The National Marine Fisheries Service (NMFS) recently announced the 2017 Gulf of Mexico three-day federal-water season. It’s disappointing. My Louisiana roots go back to the Colonial French and many generations strong. Though my pride for the state runs deep, I find myself disheartened that my state and the Louisiana Department of Wildlife and Fish (LDWF) have been forced to break their partnership with the National Marine Fisheries Service in a dangerous game of political wrangling over red snapper. Increasing state-water seasons by other Gulf States have placed Louisiana into a de facto fishery arms race with the other states, as increasing state-water seasons eviscerate federal-water access. It is no wonder that the federal season is only three days when Texas allows anglers to fish year-round, Louisiana’s season was 272 days last year, Mississippi’s 102 days, Florida 78 and Alabama 67. And, red snapper is overfished each year in state waters because the states allow annual catch limits to be routinely and consistently exceeded. Simple math.
Even so, political wrangling by some private recreational groups has convinced the five Gulf States that by opening longer state-water seasons they will increase private recreational fishing opportunities. Such changes will increase the recreational take to roughly 75 to 80-percent in state waters, which are far inferior to the deeper and the more productive federal waters just offshore. But what is not discussed in this strategy is that it also further limits federal-water access since NMFS must deduct fish caught in state waters from the total federal water’s catch. These same interest groups then turn and decry that this is clearly a sign that the NMFS merely wants to take fish away from recreational anglers.
This is where the real anger should be directed, not at the hardworking members of NMFS, the Gulf Fishery Management Council, and the dedicated fishermen, their small businesses, and their families that have sacrificed to ensure that at least their portions of the fishery are accountable and sustainable. They have stable business models that protect their wallets, while protecting the resource first.
Louisiana Governor John Edwards’ and LDWF Secretary Jack Montoucet’s administrations, to be certain, inherited failed fishery management policies that were aligned with the interests that would break with a federal management system that is working in order to create some feigned states’ rights versus federal government narrative.
These interests and the previous administration found a sympathetic Congressional Representative, Mr. Garrett Graves, who’d rather deregulate all fisheries management in the name of modernization and flexibility, than acknowledge that the commercial and charter for-hire fleets have created management plans that have proven to be very effective and successful, and have utilized the inherent flexibility already built into the Magnuson-Stevens Fishery Conservation and Management Act, the law that manages all federal fisheries.

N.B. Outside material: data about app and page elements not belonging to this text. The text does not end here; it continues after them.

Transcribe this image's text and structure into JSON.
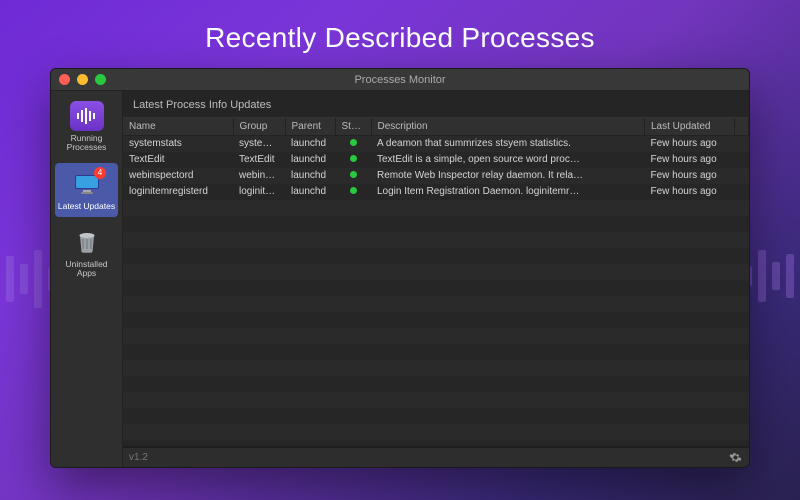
{
  "hero_title": "Recently Described Processes",
  "window": {
    "title": "Processes Monitor"
  },
  "version": "v1.2",
  "colors": {
    "status_ok": "#28c840",
    "badge": "#ff3b30",
    "accent": "#7a35d8"
  },
  "sidebar": {
    "items": [
      {
        "id": "running-processes",
        "label": "Running Processes",
        "icon": "soundbars-icon",
        "active": false,
        "badge": null
      },
      {
        "id": "latest-updates",
        "label": "Latest Updates",
        "icon": "monitor-icon",
        "active": true,
        "badge": "4"
      },
      {
        "id": "uninstalled-apps",
        "label": "Uninstalled Apps",
        "icon": "trash-icon",
        "active": false,
        "badge": null
      }
    ]
  },
  "panel": {
    "title": "Latest Process Info Updates"
  },
  "table": {
    "columns": [
      "Name",
      "Group",
      "Parent",
      "Status",
      "Description",
      "Last Updated"
    ],
    "rows": [
      {
        "name": "systemstats",
        "group": "system…",
        "parent": "launchd",
        "status": "ok",
        "description": "A deamon that summrizes stsyem statistics.",
        "updated": "Few hours ago"
      },
      {
        "name": "TextEdit",
        "group": "TextEdit",
        "parent": "launchd",
        "status": "ok",
        "description": "TextEdit is a simple, open source word proc…",
        "updated": "Few hours ago"
      },
      {
        "name": "webinspectord",
        "group": "webins…",
        "parent": "launchd",
        "status": "ok",
        "description": "Remote Web Inspector relay daemon. It rela…",
        "updated": "Few hours ago"
      },
      {
        "name": "loginitemregisterd",
        "group": "loginite…",
        "parent": "launchd",
        "status": "ok",
        "description": "Login Item Registration Daemon. loginitemr…",
        "updated": "Few hours ago"
      }
    ],
    "empty_row_count": 17
  }
}
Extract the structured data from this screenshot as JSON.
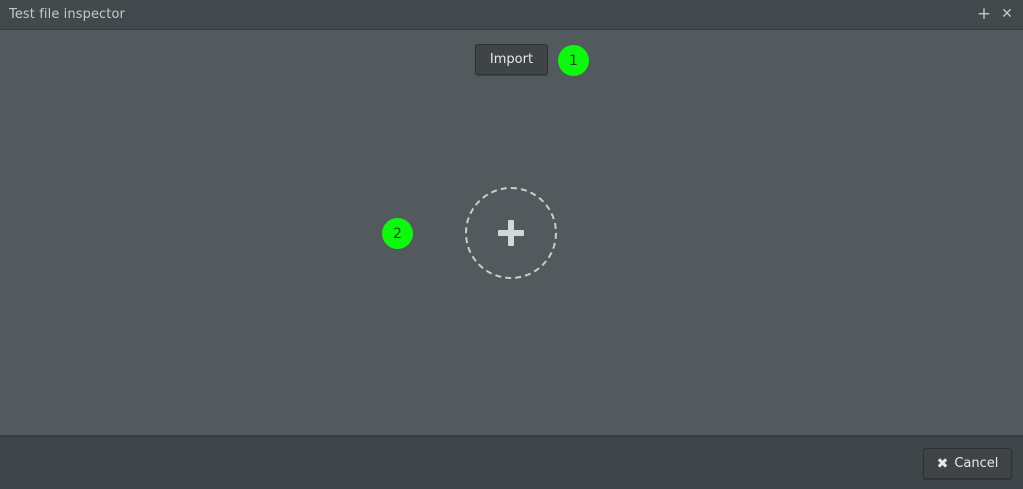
{
  "window": {
    "title": "Test file inspector",
    "add_icon": "+",
    "close_icon": "✕"
  },
  "main": {
    "import_label": "Import",
    "markers": [
      "1",
      "2"
    ],
    "add_icon": "plus-icon"
  },
  "footer": {
    "cancel_label": "Cancel",
    "cancel_icon": "✖"
  },
  "colors": {
    "marker": "#0ef70e",
    "background": "#525a5d",
    "titlebar": "#42494d"
  }
}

Representative Graves’s idea—a plan that shifts management to the states, forcing them to perform costly stock assessments annually and assume all enforcement of the fishery from zero to 200 miles—is an unfunded mandate that brings with it all the costs to perform the above. Wrapped in this little nugget is also the provision that could reduce Louisiana’s commercial fishing fleet by 10-percent annually without oversight.
Luckily, though, as politics attempts to break a federal management system that has created fishery management plans that work for the charter for-hire and commercial fleets, Governor Edwards’ administration is taking actions to find solutions to fishery management issues that work within the Magnuson-Stevens Act’s flexibility and rebuilding mandates at the state and council levels.
Currently, LDWF staff is working within the council process and the Magnuson-Stevens Act’s flexibility to find progressive management tools that work for the state’s anglers, while not kowtowing to recreational leadership’s attempt to weaken federal management. Under current LDWF staff and their initiatives, we have the possibility to break the logjam that certain recreational leadership has created at the Congressional and council levels and bring solutions and stability to the Gulf’s recreational red snapper fishery. The beauty is, we can do it by not shifting the costs to manage this fishery onto the backs of Louisiana taxpayers, while threatening one of our state’s greatest economic drivers – our hardworking commercial and charter for-hire small businesses.
1 comment on “Without the Fisheries Resource, There is No Lifestyle”
One thing commercial fishing needs to go the way of Market hunting,,, the federal government has done a disastrous job in taking care of private sector fishing. Cobia closure along almost the entire Atlantic Seaboard being a prime example, they make the Assumption they know how many recreationally landed Cobia were caught in 2015 and 2016 which they have absolutely no way of acquiring that number. I’ve been blue water fishing for 45 years I’ve never once ever been surveyed nor do I know anyone that has ever been surveyed so this is quite easily to deduce that this number was draft out of thin air. So all recreational Harvest is closed if the stocks have been impacted so hard why did they leave commercial Harvest open.
Recreational fishing Act is a good start at backing the environmentalists at the national marine fisheries service away from managing States resources.
I have read several of your articles you guys are about as misinformed a bunch as I believe I’ve seen in a long time either that or your commercial fisherman one or the other.